Common names: Ambrosia Beetle, Asian Ambrosia Beetle
Scientific name: Order Coleoptera, family Scolytidae, Xylosandrus crassiusculus
Identification: Females excavate galleries in stems or trunks and push out plant material, which sticks together and forms narrow protrusions that look like toothpicks. These protrusions are usually the first show of an infestation. One plant can have many such protrusions.
Biology and life cycle: Larvae bore horizontally into tree trunks. They remain in the tunnels until mature; after they mate, the females leave the host plant. Males are flightless and die in the host plant. A generation may be completed as fast as twenty days or take up to four months. Usually one generation per year. Complete metamorphosis.
Habitat: Tree and tropical plant trunks. Host plants include over 120 known plants, including pecan, Chinese pistachio, red oak, bur oak, redbud, Bradford pear, and chinkapin oak.
Feeding habits: Females bore into plant trunks and inoculate the tunnel with fungal spores. Then the females produce a brood. The larvae and the females feed on the developing fungus rather than the host plant.
Economic importance: Heavily infested plants usually die from the inoculated fungus or a secondary disease.
Natural control: No predators discovered yet.
Organic control: Keep trees healthy and compost infested wood at earliest detection. You can also cut down the infested tree and let it rot, or soak the trunk with plant oil spray or orange oil.
Insight: For now, this pest is mostly located in East Texas.
Ambrosia beetle is a generic for a number of genera of insects. The ambrosia beetle may cause significant damage to green logs and unseasoned lumber, and occasionally to dead, dying, or stressed trees.

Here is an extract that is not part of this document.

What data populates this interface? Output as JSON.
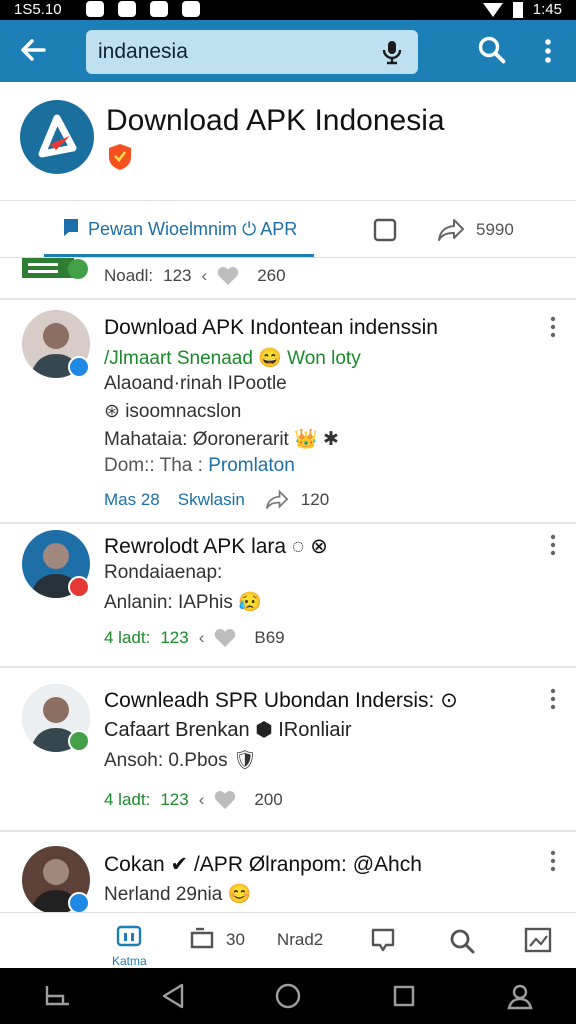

As the insect chews through the bark and into the wood, it create a gallery of winding tunnels . It does not use the xylem as food, but uses the galleries as a place for a fungus to grow. The fungus becomes the food. Because of this dependence on the fungus,
Boring dust at base of tree
Photo credit: USDA Forest Service
The insect carries spores of the fungus with it as it moves to other trees guaranteeing a food supply.
Wood debris from the galleries appears as fine sawdust and is pushed out of the galleries where it accumulates around the entrance hole and at the base of the tree. This insect can only survive in very weakened or dying trees, or in wood products that have not been properly dried. Moisture is needed to allow the fungus to grow.
Control is the Sick Tree Treatment to get the trees healthy and applying orange oil or hydrogen peroxide treatments to infested trees
For more information about this and other insects, get Howard Garrett and Malcolm Beck’s book – Texas Bug Book – the Good, the Bad and the Ugly.